__GIVEN INFORMATION__
◆ ◆ ◆ ◆

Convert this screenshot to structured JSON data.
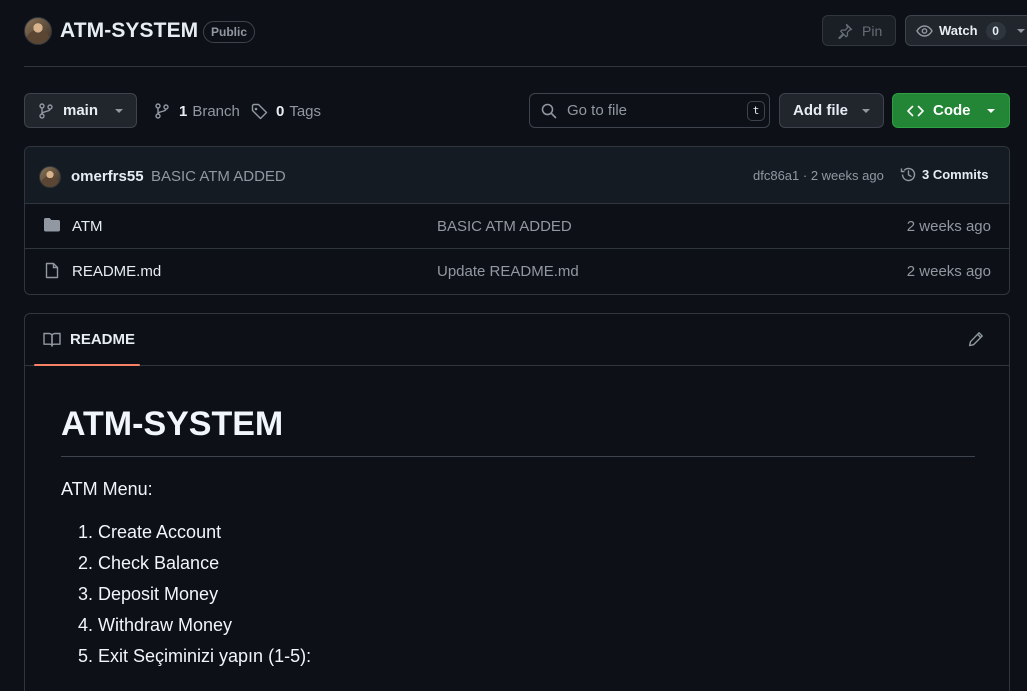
{
  "repo": {
    "name": "ATM-SYSTEM",
    "visibility": "Public",
    "pin_label": "Pin",
    "watch_label": "Watch",
    "watch_count": "0"
  },
  "toolbar": {
    "branch": "main",
    "branch_count": "1",
    "branch_label": "Branch",
    "tag_count": "0",
    "tag_label": "Tags",
    "search_placeholder": "Go to file",
    "search_shortcut": "t",
    "add_file_label": "Add file",
    "code_label": "Code"
  },
  "latest_commit": {
    "author": "omerfrs55",
    "message": "BASIC ATM ADDED",
    "hash_time": "dfc86a1 · 2 weeks ago",
    "commits_label": "3 Commits"
  },
  "files": [
    {
      "name": "ATM",
      "type": "folder",
      "commit_message": "BASIC ATM ADDED",
      "time": "2 weeks ago"
    },
    {
      "name": "README.md",
      "type": "file",
      "commit_message": "Update README.md",
      "time": "2 weeks ago"
    }
  ],
  "readme": {
    "tab_label": "README",
    "title": "ATM-SYSTEM",
    "intro": "ATM Menu:",
    "items": [
      "1. Create Account",
      "2. Check Balance",
      "3. Deposit Money",
      "4. Withdraw Money",
      "5. Exit Seçiminizi yapın (1-5):"
    ]
  },
  "colors": {
    "background": "#0d1117",
    "green_button": "#238636",
    "tab_accent": "#f78166"
  }
}
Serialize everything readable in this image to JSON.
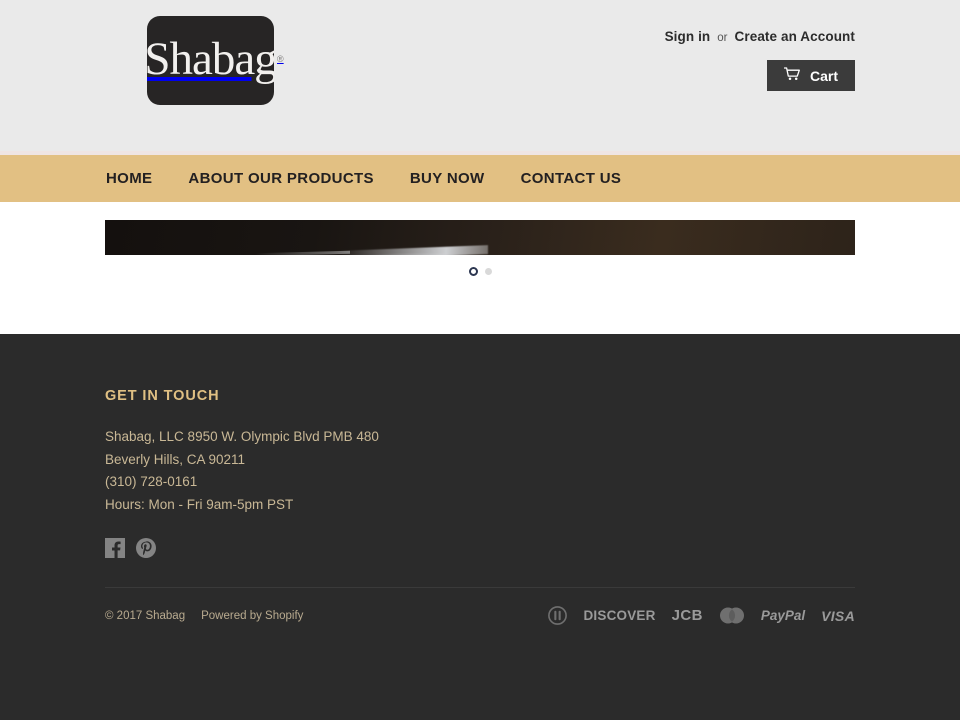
{
  "site": {
    "logo_text": "Shabag",
    "logo_registered": "®",
    "brand_accent": "#e2c083",
    "header_bg": "#eaeaea",
    "footer_bg": "#2b2b2b"
  },
  "header": {
    "signin_label": "Sign in",
    "or_label": "or",
    "create_account_label": "Create an Account",
    "cart_label": "Cart",
    "cart_icon": "shopping-cart-icon"
  },
  "nav": {
    "items": [
      {
        "label": "HOME"
      },
      {
        "label": "ABOUT OUR PRODUCTS"
      },
      {
        "label": "BUY NOW"
      },
      {
        "label": "CONTACT US"
      }
    ]
  },
  "slider": {
    "dots": [
      {
        "state": "active"
      },
      {
        "state": "idle"
      }
    ]
  },
  "footer": {
    "title": "GET IN TOUCH",
    "address_lines": [
      "Shabag, LLC 8950 W. Olympic Blvd PMB 480",
      "Beverly Hills, CA 90211",
      "(310) 728-0161",
      "Hours: Mon - Fri 9am-5pm PST"
    ],
    "social": [
      {
        "name": "facebook-icon",
        "glyph": "f"
      },
      {
        "name": "pinterest-icon",
        "glyph": "P"
      }
    ],
    "copyright": "© 2017 Shabag",
    "powered_by": "Powered by Shopify",
    "payments": [
      {
        "name": "american-express-icon",
        "label": ""
      },
      {
        "name": "diners-club-icon",
        "label": ""
      },
      {
        "name": "discover-icon",
        "label": "DISCOVER"
      },
      {
        "name": "jcb-icon",
        "label": "JCB"
      },
      {
        "name": "mastercard-icon",
        "label": ""
      },
      {
        "name": "paypal-icon",
        "label": "PayPal"
      },
      {
        "name": "visa-icon",
        "label": "VISA"
      }
    ]
  }
}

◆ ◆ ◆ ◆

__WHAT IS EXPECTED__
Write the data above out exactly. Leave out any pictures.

__WORKED SOLUTION__
Convert this screenshot to structured JSON data.
{
  "repo": {
    "name": "ATM-SYSTEM",
    "visibility": "Public",
    "pin_label": "Pin",
    "watch_label": "Watch",
    "watch_count": "0"
  },
  "toolbar": {
    "branch": "main",
    "branch_count": "1",
    "branch_label": "Branch",
    "tag_count": "0",
    "tag_label": "Tags",
    "search_placeholder": "Go to file",
    "search_shortcut": "t",
    "add_file_label": "Add file",
    "code_label": "Code"
  },
  "latest_commit": {
    "author": "omerfrs55",
    "message": "BASIC ATM ADDED",
    "hash_time": "dfc86a1 · 2 weeks ago",
    "commits_label": "3 Commits"
  },
  "files": [
    {
      "name": "ATM",
      "type": "folder",
      "commit_message": "BASIC ATM ADDED",
      "time": "2 weeks ago"
    },
    {
      "name": "README.md",
      "type": "file",
      "commit_message": "Update README.md",
      "time": "2 weeks ago"
    }
  ],
  "readme": {
    "tab_label": "README",
    "title": "ATM-SYSTEM",
    "intro": "ATM Menu:",
    "items": [
      "1. Create Account",
      "2. Check Balance",
      "3. Deposit Money",
      "4. Withdraw Money",
      "5. Exit Seçiminizi yapın (1-5):"
    ]
  },
  "colors": {
    "background": "#0d1117",
    "green_button": "#238636",
    "tab_accent": "#f78166"
  }
}
Serialize everything readable in this image to JSON.
{
  "site": {
    "logo_text": "Shabag",
    "logo_registered": "®",
    "brand_accent": "#e2c083",
    "header_bg": "#eaeaea",
    "footer_bg": "#2b2b2b"
  },
  "header": {
    "signin_label": "Sign in",
    "or_label": "or",
    "create_account_label": "Create an Account",
    "cart_label": "Cart",
    "cart_icon": "shopping-cart-icon"
  },
  "nav": {
    "items": [
      {
        "label": "HOME"
      },
      {
        "label": "ABOUT OUR PRODUCTS"
      },
      {
        "label": "BUY NOW"
      },
      {
        "label": "CONTACT US"
      }
    ]
  },
  "slider": {
    "dots": [
      {
        "state": "active"
      },
      {
        "state": "idle"
      }
    ]
  },
  "footer": {
    "title": "GET IN TOUCH",
    "address_lines": [
      "Shabag, LLC 8950 W. Olympic Blvd PMB 480",
      "Beverly Hills, CA 90211",
      "(310) 728-0161",
      "Hours: Mon - Fri 9am-5pm PST"
    ],
    "social": [
      {
        "name": "facebook-icon",
        "glyph": "f"
      },
      {
        "name": "pinterest-icon",
        "glyph": "P"
      }
    ],
    "copyright": "© 2017 Shabag",
    "powered_by": "Powered by Shopify",
    "payments": [
      {
        "name": "american-express-icon",
        "label": ""
      },
      {
        "name": "diners-club-icon",
        "label": ""
      },
      {
        "name": "discover-icon",
        "label": "DISCOVER"
      },
      {
        "name": "jcb-icon",
        "label": "JCB"
      },
      {
        "name": "mastercard-icon",
        "label": ""
      },
      {
        "name": "paypal-icon",
        "label": "PayPal"
      },
      {
        "name": "visa-icon",
        "label": "VISA"
      }
    ]
  }
}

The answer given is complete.